WHAT THE EXERCISE ASKS: From the material below, copy every line in which the word "badge" occurs.
Segment Start: MATERIAL PROVIDED
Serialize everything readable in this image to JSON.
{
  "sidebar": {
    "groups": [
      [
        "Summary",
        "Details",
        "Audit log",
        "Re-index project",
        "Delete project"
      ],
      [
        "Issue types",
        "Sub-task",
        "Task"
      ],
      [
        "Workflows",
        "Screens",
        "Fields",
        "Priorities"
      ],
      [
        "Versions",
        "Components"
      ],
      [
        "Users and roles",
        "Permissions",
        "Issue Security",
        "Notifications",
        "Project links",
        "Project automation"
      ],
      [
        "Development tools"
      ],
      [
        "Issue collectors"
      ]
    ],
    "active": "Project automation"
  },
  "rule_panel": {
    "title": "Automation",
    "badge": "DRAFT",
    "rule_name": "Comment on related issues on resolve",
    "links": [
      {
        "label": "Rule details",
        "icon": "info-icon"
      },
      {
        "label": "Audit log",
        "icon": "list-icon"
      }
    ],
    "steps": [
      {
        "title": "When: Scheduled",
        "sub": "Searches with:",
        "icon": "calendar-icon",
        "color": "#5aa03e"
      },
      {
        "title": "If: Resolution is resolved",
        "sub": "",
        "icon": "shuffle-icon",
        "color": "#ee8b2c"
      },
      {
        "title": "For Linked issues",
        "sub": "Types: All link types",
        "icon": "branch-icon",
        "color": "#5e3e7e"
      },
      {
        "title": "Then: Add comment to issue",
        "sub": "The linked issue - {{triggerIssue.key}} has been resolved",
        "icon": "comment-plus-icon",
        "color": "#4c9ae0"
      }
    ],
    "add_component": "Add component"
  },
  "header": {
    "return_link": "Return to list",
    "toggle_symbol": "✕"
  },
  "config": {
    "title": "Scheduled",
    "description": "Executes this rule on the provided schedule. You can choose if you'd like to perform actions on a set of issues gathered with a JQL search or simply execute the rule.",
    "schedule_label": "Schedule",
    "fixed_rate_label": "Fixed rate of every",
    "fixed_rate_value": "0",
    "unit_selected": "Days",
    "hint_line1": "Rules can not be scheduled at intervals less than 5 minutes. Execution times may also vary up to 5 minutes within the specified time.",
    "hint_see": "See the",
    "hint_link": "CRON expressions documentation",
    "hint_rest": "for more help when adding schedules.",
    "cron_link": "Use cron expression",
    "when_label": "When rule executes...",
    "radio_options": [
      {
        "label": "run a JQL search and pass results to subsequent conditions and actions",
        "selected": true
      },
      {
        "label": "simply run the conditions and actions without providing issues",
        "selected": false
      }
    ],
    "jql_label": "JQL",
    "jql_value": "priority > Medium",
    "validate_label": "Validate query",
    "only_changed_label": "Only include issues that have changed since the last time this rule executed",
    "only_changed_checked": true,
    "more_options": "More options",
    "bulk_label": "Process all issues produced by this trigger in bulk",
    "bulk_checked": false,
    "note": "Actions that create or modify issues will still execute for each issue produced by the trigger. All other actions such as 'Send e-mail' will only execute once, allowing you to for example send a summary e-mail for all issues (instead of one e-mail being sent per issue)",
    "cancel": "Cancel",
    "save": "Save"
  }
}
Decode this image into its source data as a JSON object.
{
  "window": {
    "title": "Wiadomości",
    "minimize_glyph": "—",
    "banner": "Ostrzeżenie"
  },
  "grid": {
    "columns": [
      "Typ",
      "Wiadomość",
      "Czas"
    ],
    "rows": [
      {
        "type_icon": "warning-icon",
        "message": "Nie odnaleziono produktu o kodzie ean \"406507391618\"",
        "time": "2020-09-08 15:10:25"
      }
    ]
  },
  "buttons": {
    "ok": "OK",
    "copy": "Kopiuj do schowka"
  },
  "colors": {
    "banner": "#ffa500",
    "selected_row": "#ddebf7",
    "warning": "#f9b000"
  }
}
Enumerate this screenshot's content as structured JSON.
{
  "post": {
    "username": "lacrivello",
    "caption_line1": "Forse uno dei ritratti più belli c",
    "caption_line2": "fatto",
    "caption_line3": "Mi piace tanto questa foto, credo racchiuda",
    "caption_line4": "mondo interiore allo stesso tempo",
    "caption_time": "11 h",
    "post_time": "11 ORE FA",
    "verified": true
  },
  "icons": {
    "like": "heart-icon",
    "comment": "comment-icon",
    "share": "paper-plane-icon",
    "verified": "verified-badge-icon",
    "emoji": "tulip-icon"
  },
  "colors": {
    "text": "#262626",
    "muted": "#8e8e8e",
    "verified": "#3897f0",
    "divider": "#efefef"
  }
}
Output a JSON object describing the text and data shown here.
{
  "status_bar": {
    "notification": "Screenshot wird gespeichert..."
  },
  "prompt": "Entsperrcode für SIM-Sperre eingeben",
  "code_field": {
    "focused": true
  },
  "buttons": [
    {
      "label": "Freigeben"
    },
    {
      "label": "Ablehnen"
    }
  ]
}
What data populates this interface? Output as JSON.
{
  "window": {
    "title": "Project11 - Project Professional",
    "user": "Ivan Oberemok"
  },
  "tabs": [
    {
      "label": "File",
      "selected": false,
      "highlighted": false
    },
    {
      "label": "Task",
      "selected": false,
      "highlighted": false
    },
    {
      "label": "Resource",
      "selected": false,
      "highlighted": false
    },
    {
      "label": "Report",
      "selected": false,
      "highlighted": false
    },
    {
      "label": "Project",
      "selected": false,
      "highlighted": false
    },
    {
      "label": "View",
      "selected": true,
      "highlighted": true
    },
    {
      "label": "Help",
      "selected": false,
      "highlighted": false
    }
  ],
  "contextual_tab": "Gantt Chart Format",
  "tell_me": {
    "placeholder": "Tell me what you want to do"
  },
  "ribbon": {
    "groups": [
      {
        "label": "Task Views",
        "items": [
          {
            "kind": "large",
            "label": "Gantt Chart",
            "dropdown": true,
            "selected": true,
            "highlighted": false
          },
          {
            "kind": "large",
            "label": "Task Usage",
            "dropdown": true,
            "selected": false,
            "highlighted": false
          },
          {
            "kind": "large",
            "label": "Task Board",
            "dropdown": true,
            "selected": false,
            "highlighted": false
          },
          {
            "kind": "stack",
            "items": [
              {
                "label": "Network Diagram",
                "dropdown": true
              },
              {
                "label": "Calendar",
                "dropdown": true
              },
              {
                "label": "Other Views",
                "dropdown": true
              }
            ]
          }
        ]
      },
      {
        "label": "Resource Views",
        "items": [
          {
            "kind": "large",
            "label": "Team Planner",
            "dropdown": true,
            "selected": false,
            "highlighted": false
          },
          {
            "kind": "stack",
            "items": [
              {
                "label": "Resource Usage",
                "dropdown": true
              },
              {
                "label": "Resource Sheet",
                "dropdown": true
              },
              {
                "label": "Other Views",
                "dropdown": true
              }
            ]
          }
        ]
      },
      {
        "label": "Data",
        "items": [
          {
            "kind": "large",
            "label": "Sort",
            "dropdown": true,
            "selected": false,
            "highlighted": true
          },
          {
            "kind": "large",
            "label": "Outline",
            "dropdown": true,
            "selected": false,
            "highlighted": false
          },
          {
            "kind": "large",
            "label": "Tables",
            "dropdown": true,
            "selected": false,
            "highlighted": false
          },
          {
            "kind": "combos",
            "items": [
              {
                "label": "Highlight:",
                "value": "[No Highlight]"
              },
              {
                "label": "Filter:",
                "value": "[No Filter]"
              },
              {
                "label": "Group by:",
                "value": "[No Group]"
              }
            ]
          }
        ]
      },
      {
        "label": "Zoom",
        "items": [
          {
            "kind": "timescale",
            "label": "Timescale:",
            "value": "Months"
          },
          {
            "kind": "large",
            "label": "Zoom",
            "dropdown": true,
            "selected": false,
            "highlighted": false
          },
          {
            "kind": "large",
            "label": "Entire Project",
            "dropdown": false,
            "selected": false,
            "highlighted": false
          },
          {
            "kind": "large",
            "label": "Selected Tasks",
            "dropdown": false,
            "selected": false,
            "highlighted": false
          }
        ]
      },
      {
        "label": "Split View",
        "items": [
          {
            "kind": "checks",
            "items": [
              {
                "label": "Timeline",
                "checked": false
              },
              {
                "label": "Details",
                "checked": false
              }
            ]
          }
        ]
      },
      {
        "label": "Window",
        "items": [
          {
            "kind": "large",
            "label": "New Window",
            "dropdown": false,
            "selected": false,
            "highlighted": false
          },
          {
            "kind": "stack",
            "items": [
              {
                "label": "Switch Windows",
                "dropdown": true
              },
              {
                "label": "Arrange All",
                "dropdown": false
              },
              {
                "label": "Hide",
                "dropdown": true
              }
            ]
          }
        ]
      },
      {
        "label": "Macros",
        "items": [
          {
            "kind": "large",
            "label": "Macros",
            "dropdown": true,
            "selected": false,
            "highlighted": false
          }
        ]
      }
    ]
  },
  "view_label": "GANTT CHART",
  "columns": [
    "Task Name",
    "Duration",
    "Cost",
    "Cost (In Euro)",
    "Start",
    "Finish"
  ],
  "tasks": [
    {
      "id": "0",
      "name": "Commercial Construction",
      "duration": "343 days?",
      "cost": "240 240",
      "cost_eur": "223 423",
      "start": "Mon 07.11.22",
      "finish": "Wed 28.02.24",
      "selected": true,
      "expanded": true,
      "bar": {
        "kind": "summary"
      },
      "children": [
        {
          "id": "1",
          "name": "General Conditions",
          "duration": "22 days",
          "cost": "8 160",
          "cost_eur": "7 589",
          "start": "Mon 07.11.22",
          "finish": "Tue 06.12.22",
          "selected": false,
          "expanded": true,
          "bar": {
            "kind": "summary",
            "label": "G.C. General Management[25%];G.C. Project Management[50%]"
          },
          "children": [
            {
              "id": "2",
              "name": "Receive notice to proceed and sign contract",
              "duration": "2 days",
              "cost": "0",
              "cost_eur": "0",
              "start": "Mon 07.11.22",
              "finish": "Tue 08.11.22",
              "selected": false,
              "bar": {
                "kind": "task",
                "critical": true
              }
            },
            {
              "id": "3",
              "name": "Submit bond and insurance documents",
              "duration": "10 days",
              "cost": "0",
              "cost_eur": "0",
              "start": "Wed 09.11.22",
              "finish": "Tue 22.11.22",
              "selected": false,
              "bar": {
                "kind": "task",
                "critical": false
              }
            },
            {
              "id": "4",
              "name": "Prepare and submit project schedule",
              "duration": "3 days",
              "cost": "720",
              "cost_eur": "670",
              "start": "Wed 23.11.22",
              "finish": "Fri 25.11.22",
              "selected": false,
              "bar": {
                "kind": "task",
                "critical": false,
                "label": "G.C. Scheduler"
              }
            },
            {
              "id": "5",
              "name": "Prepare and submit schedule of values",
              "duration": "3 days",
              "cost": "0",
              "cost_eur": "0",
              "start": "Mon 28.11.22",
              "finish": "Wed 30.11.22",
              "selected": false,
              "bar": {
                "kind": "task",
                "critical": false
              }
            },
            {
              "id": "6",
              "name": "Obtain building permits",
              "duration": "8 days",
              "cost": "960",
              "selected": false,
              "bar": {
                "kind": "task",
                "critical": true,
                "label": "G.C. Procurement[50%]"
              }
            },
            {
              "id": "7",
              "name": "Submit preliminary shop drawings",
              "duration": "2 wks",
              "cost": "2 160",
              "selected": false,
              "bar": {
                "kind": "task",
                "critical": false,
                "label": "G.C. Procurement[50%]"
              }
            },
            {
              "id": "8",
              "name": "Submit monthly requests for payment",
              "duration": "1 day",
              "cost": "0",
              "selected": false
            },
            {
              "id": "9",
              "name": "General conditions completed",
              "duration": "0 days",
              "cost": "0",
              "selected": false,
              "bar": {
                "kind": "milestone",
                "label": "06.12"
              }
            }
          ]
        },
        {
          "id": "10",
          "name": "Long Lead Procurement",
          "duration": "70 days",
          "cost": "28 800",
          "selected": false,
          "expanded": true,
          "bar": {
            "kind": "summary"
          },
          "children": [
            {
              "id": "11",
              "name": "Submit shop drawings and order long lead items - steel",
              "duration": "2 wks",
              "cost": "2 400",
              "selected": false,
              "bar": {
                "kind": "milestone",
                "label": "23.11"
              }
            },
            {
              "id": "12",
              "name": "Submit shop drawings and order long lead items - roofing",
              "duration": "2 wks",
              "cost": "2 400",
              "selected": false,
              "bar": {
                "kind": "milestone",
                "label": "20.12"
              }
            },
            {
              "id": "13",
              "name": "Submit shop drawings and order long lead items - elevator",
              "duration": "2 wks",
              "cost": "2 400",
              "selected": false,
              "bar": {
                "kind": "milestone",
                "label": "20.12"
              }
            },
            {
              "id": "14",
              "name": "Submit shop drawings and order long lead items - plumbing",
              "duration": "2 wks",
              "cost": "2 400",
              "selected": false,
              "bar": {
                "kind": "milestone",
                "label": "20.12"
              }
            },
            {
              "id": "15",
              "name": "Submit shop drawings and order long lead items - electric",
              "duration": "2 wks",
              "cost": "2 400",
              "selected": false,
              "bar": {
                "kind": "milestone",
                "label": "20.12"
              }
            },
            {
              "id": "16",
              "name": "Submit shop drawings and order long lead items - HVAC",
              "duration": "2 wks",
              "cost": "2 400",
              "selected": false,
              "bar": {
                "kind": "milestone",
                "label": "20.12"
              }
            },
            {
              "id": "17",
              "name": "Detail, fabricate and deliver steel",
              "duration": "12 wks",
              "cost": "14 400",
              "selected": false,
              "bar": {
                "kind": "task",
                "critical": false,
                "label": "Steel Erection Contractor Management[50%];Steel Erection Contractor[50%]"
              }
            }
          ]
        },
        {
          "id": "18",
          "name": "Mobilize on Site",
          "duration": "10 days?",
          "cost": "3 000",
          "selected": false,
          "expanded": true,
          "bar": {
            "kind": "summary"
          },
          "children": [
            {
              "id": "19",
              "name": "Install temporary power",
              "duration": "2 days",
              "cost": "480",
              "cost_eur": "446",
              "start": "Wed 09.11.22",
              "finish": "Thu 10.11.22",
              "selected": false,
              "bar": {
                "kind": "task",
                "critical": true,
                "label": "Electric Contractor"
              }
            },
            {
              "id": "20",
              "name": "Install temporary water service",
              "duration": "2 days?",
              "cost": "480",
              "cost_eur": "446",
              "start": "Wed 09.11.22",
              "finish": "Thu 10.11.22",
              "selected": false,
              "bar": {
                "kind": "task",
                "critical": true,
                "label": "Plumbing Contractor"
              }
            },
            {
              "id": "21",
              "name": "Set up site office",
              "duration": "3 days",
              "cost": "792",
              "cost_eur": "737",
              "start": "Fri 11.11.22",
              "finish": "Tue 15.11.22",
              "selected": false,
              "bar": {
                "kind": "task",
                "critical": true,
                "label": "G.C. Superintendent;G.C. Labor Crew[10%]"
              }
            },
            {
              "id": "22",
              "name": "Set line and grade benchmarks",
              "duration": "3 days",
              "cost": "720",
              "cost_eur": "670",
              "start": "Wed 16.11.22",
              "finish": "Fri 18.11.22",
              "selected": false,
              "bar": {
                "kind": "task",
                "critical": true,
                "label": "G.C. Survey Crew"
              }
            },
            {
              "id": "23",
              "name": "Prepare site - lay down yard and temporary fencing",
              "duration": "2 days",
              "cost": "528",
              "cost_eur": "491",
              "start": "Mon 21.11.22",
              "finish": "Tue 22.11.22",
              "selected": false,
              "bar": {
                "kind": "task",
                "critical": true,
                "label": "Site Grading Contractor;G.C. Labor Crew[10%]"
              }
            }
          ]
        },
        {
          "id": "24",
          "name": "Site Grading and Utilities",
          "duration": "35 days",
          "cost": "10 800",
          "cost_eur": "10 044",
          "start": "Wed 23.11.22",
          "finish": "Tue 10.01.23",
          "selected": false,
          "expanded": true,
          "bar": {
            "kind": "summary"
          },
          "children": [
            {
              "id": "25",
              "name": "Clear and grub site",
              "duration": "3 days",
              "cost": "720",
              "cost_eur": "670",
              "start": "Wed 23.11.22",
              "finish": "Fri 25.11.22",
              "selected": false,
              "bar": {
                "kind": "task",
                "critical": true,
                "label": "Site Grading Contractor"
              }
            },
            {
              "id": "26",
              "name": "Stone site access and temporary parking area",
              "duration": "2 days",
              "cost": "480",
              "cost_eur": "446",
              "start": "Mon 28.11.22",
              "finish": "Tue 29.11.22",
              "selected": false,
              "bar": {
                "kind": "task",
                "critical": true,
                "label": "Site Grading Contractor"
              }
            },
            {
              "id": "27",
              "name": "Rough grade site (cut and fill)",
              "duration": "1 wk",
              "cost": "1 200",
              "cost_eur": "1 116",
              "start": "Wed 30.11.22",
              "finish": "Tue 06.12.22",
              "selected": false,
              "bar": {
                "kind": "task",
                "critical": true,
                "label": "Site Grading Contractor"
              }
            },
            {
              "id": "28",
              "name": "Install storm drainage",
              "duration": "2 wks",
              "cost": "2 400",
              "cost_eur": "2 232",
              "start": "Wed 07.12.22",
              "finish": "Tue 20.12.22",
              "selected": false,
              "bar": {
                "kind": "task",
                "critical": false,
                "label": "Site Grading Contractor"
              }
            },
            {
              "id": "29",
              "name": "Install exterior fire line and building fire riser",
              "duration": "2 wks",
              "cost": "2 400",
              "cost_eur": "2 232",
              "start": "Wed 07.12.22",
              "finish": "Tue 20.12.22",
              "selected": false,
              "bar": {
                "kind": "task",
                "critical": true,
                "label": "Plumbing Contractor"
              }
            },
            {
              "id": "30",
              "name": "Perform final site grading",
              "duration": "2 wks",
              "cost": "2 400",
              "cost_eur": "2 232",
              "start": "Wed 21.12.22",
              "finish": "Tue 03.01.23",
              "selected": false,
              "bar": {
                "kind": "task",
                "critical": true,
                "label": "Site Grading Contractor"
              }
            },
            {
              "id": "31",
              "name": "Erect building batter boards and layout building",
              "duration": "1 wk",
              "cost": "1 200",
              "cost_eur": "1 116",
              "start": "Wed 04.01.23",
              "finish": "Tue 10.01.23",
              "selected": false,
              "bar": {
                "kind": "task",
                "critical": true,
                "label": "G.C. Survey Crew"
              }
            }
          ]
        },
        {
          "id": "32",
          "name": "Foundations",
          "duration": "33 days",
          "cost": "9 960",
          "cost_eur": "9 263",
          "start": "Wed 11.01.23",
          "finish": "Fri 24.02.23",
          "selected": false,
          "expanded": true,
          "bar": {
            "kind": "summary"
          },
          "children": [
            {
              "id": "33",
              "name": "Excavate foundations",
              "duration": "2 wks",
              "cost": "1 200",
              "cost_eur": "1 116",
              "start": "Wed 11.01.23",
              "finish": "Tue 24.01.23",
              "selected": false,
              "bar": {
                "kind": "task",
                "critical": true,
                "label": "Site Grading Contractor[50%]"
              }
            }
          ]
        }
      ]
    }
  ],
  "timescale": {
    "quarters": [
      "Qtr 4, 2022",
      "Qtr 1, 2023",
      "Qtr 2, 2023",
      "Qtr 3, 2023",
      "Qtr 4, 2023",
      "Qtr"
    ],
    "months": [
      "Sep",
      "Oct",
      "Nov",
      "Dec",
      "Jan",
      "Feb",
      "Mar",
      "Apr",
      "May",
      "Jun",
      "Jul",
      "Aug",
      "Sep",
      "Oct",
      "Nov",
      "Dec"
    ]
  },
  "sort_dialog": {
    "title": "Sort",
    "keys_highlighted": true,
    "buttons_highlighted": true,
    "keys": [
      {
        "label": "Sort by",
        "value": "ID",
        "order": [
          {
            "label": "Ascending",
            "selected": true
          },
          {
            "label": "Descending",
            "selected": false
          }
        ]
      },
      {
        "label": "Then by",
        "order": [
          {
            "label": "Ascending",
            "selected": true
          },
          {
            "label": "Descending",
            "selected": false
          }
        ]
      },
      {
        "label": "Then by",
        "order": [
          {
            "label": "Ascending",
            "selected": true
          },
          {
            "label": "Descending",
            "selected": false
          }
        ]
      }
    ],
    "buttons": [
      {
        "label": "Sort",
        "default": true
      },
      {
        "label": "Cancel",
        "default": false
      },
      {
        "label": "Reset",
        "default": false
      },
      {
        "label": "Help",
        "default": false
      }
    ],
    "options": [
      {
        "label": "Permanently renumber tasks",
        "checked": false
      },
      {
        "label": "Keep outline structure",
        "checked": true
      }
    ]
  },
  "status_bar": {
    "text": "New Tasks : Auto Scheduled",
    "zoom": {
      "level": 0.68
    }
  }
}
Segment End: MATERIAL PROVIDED
TASK RESPONSE:
    "badge": "DRAFT",
    "verified": "verified-badge-icon",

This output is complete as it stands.